* What is needed *
I need only the number of lines in this data that contain the string "dark".

* Data supplied *
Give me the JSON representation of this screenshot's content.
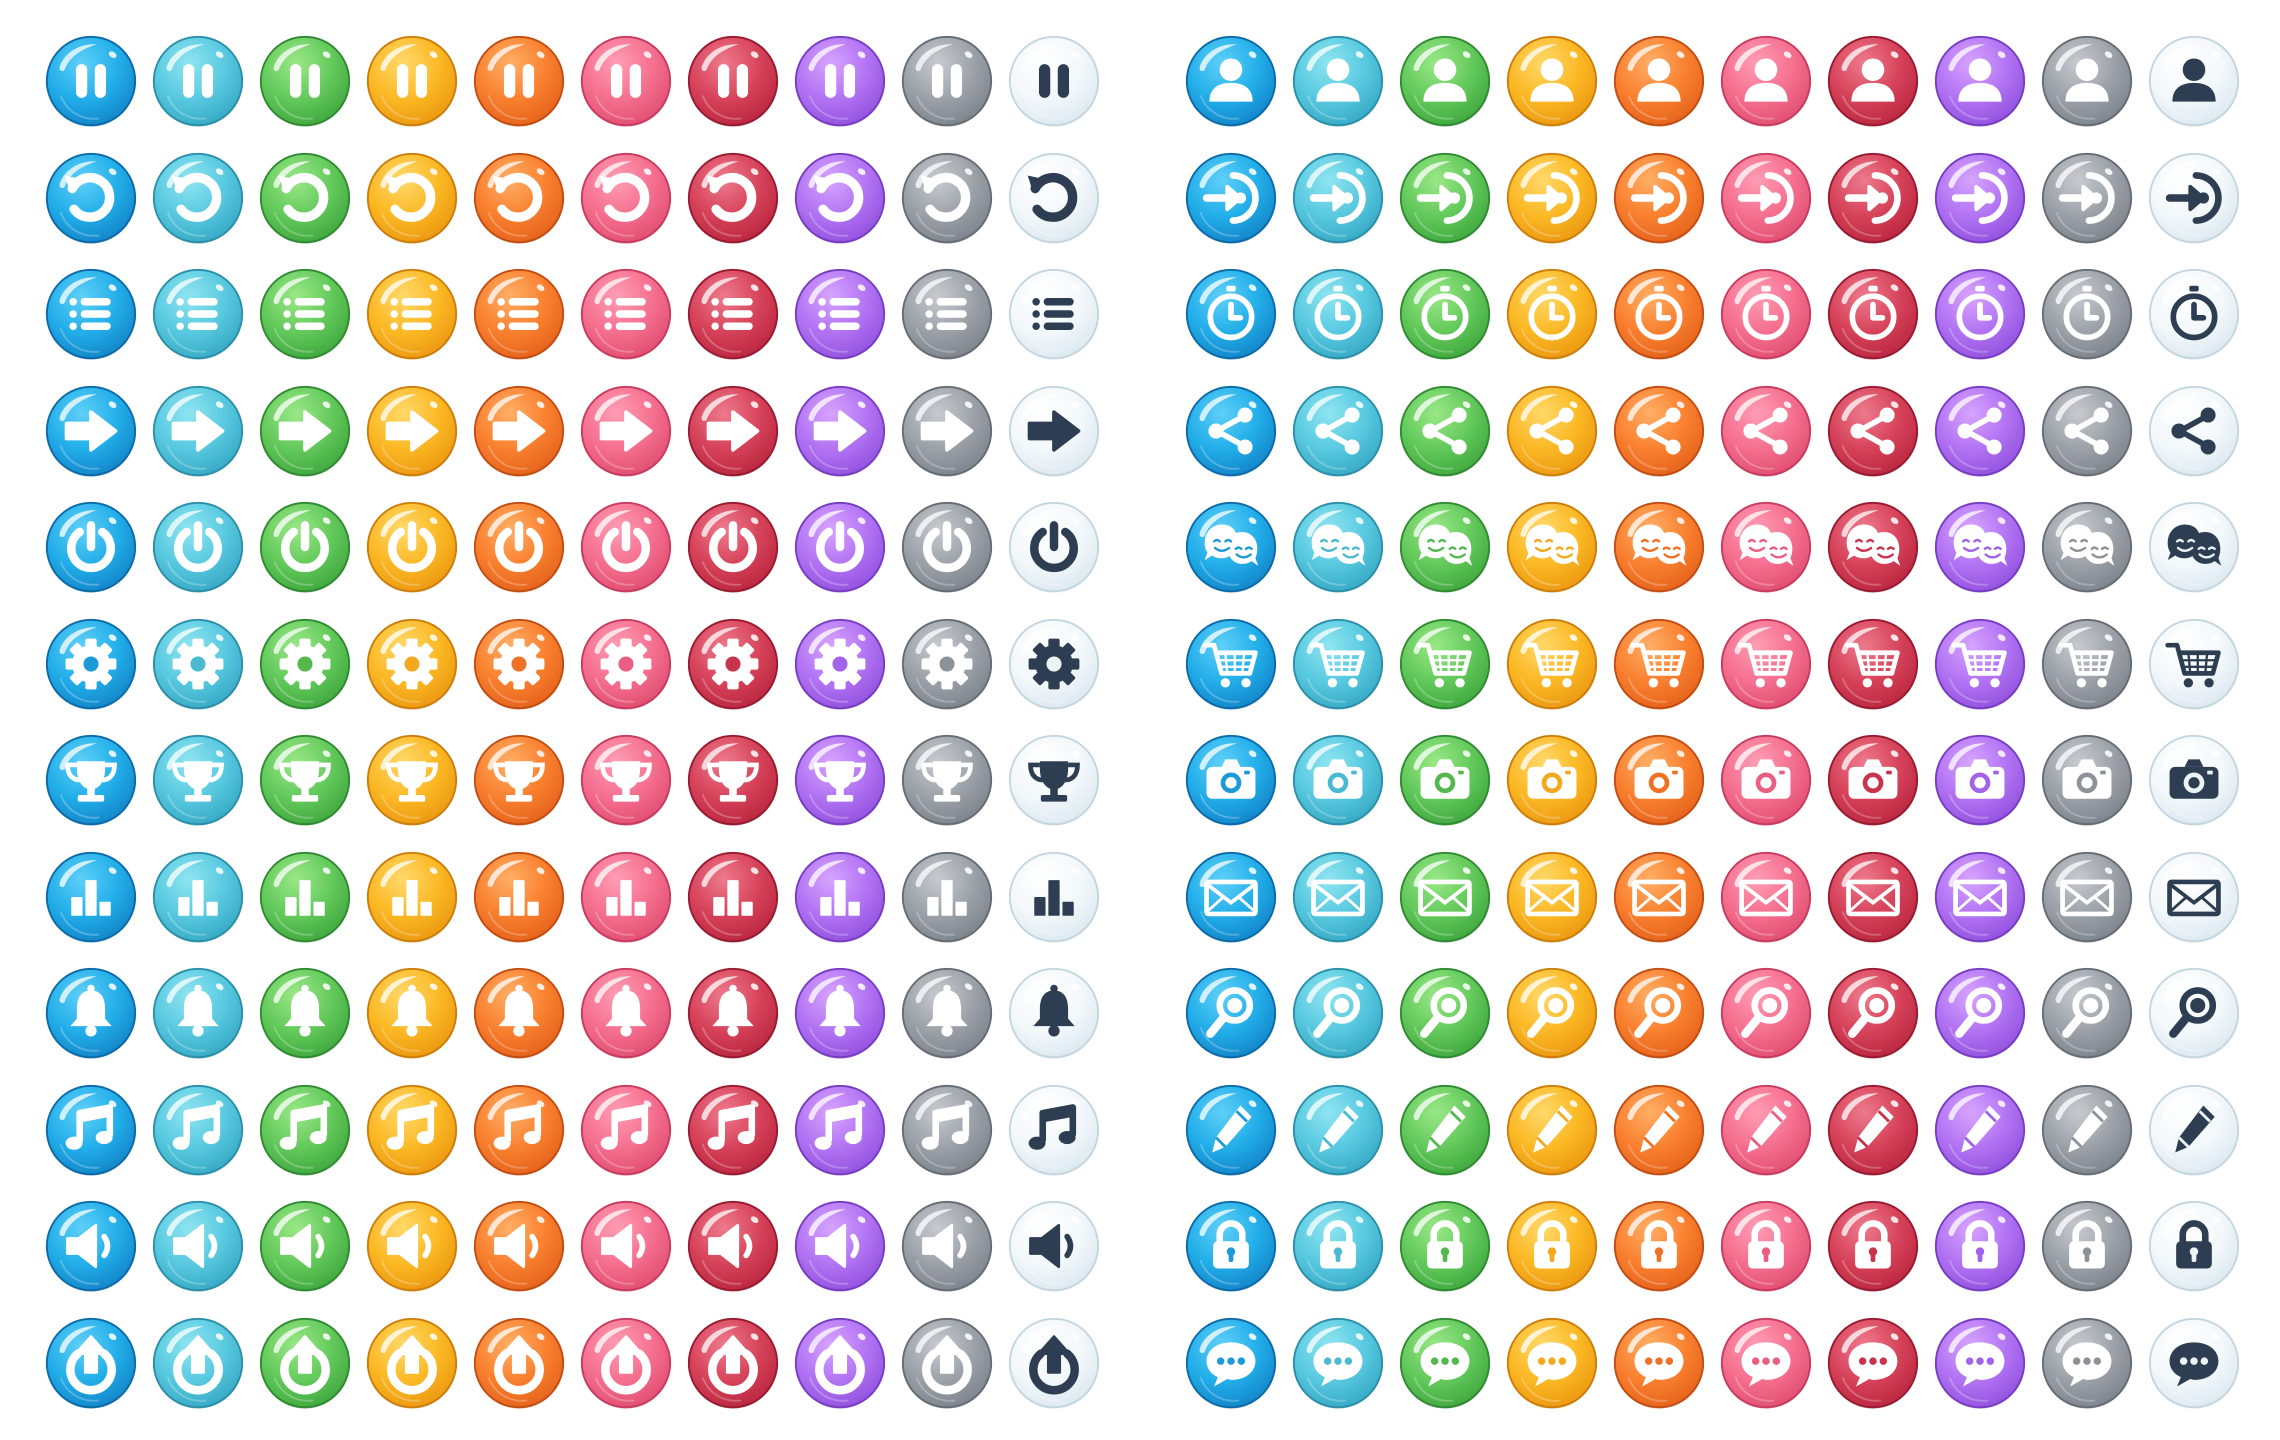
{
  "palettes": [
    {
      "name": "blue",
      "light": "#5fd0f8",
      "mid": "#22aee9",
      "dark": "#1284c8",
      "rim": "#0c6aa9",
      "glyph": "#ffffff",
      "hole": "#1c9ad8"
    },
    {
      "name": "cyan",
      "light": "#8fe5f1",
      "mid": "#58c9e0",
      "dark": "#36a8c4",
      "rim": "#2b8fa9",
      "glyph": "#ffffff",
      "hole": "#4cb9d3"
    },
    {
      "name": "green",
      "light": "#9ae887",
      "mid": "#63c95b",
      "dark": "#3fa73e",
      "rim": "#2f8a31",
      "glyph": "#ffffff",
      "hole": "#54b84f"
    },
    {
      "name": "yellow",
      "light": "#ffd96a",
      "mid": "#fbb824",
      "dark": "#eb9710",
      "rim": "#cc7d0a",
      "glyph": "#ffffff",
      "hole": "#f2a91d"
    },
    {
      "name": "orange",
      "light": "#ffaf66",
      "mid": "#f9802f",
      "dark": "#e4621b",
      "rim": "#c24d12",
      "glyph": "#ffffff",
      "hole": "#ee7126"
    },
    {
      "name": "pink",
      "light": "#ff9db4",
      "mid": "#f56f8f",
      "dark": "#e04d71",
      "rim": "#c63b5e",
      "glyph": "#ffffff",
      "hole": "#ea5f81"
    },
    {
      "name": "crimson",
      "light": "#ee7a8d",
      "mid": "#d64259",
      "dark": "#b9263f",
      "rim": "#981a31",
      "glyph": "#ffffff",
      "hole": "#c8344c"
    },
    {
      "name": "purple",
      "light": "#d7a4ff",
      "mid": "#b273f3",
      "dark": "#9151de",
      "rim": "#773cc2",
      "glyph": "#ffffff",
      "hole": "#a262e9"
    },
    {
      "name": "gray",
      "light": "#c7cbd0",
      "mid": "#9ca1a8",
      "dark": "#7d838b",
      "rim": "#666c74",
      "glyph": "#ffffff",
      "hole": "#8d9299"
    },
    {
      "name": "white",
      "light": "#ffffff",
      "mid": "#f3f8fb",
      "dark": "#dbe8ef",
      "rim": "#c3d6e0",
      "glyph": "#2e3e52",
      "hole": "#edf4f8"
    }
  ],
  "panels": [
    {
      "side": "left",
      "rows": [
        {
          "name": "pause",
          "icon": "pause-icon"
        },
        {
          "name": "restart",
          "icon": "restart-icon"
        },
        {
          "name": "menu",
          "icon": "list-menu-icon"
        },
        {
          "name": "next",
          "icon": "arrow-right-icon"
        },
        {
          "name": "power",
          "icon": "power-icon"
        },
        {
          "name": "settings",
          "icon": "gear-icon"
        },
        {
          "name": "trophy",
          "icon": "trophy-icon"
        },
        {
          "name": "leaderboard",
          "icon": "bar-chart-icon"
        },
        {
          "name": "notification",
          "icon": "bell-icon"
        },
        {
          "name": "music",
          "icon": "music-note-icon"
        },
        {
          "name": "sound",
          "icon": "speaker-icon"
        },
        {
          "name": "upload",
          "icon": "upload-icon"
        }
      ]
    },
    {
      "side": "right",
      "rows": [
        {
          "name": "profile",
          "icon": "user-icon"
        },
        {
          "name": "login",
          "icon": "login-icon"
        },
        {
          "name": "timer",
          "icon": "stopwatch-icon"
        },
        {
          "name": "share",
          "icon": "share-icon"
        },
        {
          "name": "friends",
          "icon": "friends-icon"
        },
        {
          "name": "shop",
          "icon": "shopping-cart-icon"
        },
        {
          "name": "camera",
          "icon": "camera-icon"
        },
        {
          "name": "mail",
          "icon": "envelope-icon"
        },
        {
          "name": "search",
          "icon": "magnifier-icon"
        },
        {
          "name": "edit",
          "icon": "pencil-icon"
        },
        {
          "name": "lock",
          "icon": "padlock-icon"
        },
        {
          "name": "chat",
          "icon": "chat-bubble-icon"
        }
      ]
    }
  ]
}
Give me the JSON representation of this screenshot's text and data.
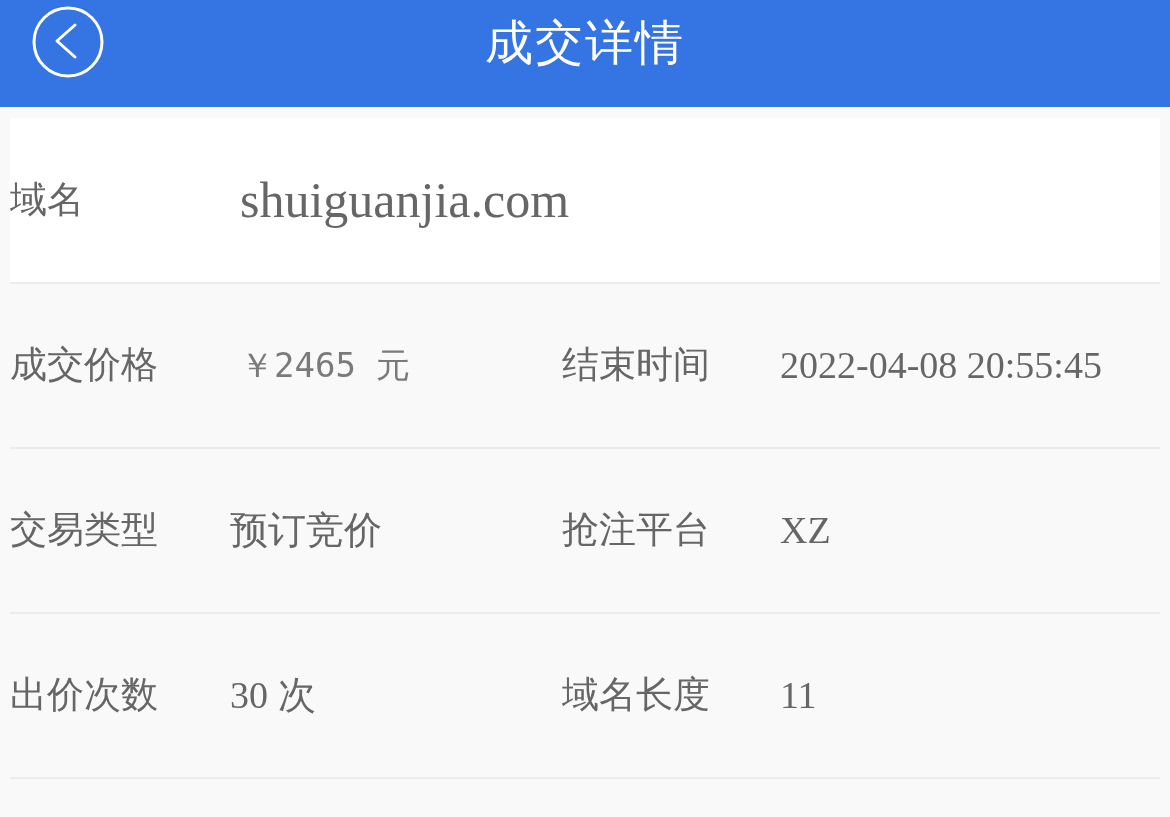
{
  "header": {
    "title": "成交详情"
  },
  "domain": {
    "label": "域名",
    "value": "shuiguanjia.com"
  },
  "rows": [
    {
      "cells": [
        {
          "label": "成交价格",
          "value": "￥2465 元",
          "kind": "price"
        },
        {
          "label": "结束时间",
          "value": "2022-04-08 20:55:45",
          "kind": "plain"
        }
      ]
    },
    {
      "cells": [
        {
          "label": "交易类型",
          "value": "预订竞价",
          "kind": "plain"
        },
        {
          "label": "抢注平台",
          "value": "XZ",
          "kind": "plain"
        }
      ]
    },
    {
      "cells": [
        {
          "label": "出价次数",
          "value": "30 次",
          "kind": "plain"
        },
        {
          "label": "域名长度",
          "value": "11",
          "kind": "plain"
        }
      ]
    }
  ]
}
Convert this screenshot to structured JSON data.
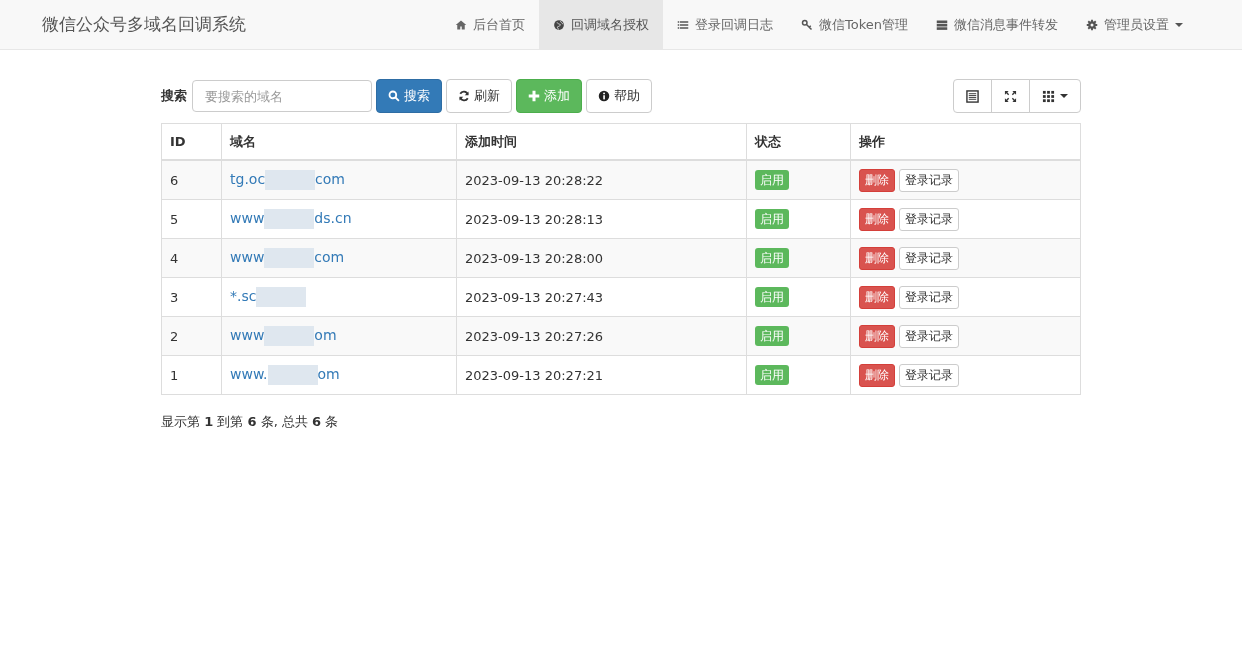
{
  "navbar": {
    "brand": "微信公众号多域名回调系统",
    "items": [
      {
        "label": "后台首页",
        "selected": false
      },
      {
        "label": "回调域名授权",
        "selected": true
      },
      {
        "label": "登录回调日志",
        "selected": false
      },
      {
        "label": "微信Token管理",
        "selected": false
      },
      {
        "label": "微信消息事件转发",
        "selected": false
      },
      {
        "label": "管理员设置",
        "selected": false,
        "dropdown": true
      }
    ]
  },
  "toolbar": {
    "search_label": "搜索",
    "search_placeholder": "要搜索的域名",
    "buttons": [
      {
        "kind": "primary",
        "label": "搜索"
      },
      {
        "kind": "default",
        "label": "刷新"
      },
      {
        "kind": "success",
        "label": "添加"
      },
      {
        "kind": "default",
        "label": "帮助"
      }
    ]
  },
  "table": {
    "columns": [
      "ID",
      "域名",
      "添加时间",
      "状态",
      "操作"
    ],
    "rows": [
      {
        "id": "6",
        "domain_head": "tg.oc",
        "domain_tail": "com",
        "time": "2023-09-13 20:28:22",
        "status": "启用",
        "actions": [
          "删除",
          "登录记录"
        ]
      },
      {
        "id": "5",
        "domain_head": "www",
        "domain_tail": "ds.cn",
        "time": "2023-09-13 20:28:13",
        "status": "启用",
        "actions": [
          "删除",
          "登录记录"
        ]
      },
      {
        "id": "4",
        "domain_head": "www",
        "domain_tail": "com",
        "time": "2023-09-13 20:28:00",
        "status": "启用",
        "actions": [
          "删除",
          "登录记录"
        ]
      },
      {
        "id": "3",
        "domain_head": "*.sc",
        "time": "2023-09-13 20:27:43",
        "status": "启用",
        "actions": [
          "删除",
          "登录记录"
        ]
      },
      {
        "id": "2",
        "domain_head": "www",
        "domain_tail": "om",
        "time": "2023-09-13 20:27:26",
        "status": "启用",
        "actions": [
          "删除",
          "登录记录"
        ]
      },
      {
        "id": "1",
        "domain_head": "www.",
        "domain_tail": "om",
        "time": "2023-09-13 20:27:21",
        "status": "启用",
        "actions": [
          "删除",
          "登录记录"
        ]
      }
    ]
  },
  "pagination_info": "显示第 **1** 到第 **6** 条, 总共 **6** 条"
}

* Exercise answer *
10